• **EXERCISE DIRECTIONS**: Below are the records; collect from them each line containing the string "name".

-.-.-

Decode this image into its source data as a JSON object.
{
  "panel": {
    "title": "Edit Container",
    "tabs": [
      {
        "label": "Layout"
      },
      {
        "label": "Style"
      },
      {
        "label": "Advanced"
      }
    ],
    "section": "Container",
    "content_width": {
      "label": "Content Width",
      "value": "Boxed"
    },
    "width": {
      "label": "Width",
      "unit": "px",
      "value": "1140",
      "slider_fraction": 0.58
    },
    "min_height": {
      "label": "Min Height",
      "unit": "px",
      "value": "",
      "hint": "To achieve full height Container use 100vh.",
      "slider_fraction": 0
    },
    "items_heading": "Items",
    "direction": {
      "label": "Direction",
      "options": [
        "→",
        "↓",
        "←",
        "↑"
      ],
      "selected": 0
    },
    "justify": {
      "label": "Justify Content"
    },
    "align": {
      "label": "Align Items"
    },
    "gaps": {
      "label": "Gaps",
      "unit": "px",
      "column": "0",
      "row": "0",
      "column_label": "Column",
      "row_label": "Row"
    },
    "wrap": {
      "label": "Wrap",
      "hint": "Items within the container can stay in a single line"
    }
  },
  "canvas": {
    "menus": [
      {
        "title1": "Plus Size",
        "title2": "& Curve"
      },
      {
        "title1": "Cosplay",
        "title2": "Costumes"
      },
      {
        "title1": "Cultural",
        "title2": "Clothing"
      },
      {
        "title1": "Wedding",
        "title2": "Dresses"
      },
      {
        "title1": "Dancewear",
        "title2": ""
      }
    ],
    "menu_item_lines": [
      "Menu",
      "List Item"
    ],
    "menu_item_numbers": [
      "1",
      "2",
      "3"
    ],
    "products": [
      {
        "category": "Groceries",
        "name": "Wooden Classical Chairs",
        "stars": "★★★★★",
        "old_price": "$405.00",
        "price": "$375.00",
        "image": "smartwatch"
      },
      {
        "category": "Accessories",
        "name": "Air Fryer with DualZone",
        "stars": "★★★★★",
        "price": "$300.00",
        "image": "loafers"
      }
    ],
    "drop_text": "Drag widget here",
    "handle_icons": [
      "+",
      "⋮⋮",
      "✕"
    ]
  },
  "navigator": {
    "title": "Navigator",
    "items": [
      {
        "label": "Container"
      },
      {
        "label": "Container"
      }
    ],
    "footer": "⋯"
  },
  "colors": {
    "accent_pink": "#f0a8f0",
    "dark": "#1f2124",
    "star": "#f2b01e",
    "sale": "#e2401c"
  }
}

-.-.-

• **RESPONSE AREA**:
        "name": "Wooden Classical Chairs",
        "name": "Air Fryer with DualZone",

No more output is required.